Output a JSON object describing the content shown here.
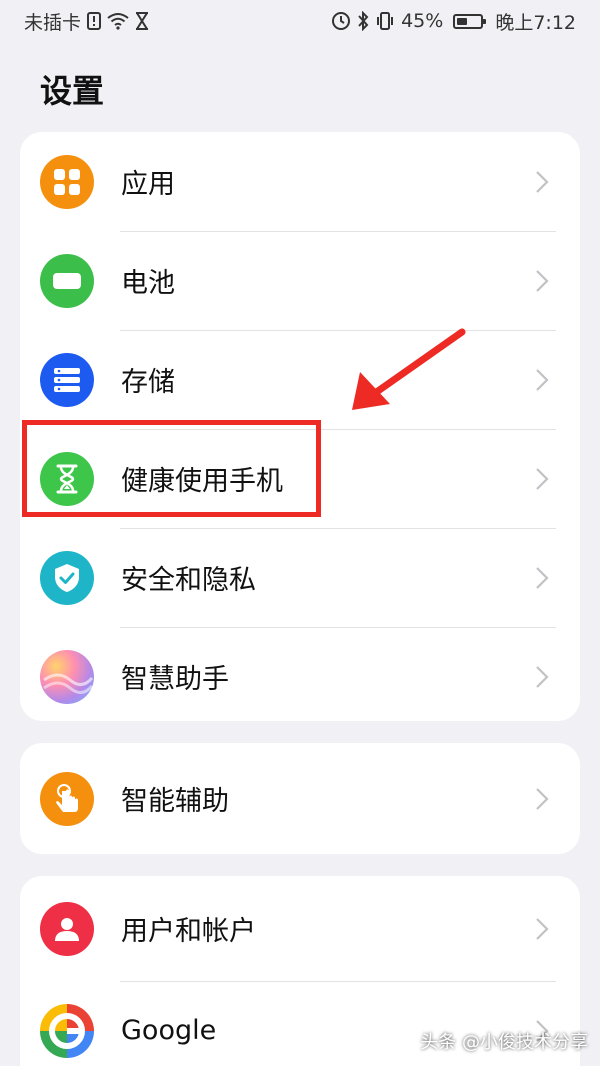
{
  "status_bar": {
    "carrier": "未插卡",
    "battery_percent": "45%",
    "battery_level": 0.45,
    "time": "晚上7:12"
  },
  "page": {
    "title": "设置"
  },
  "groups": [
    {
      "items": [
        {
          "label": "应用",
          "icon": "apps-icon",
          "color": "#f5900f"
        },
        {
          "label": "电池",
          "icon": "battery-icon",
          "color": "#3cbf4a"
        },
        {
          "label": "存储",
          "icon": "storage-icon",
          "color": "#1d5bf0"
        },
        {
          "label": "健康使用手机",
          "icon": "hourglass-icon",
          "color": "#3dc64a"
        },
        {
          "label": "安全和隐私",
          "icon": "shield-icon",
          "color": "#1fb5c8"
        },
        {
          "label": "智慧助手",
          "icon": "assistant-icon",
          "color": "#b389e8"
        }
      ]
    },
    {
      "items": [
        {
          "label": "智能辅助",
          "icon": "hand-tap-icon",
          "color": "#f5900f"
        }
      ]
    },
    {
      "items": [
        {
          "label": "用户和帐户",
          "icon": "user-icon",
          "color": "#ee2f45"
        },
        {
          "label": "Google",
          "icon": "google-icon",
          "color": "#4285f4"
        }
      ]
    }
  ],
  "annotation": {
    "highlight_color": "#ee2a24"
  },
  "watermark": "头条 @小俊技术分享"
}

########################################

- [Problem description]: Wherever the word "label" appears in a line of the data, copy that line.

- [Answer to the problem]:
          "label": "应用",
          "label": "电池",
          "label": "存储",
          "label": "健康使用手机",
          "label": "安全和隐私",
          "label": "智慧助手",
          "label": "智能辅助",
          "label": "用户和帐户",
          "label": "Google",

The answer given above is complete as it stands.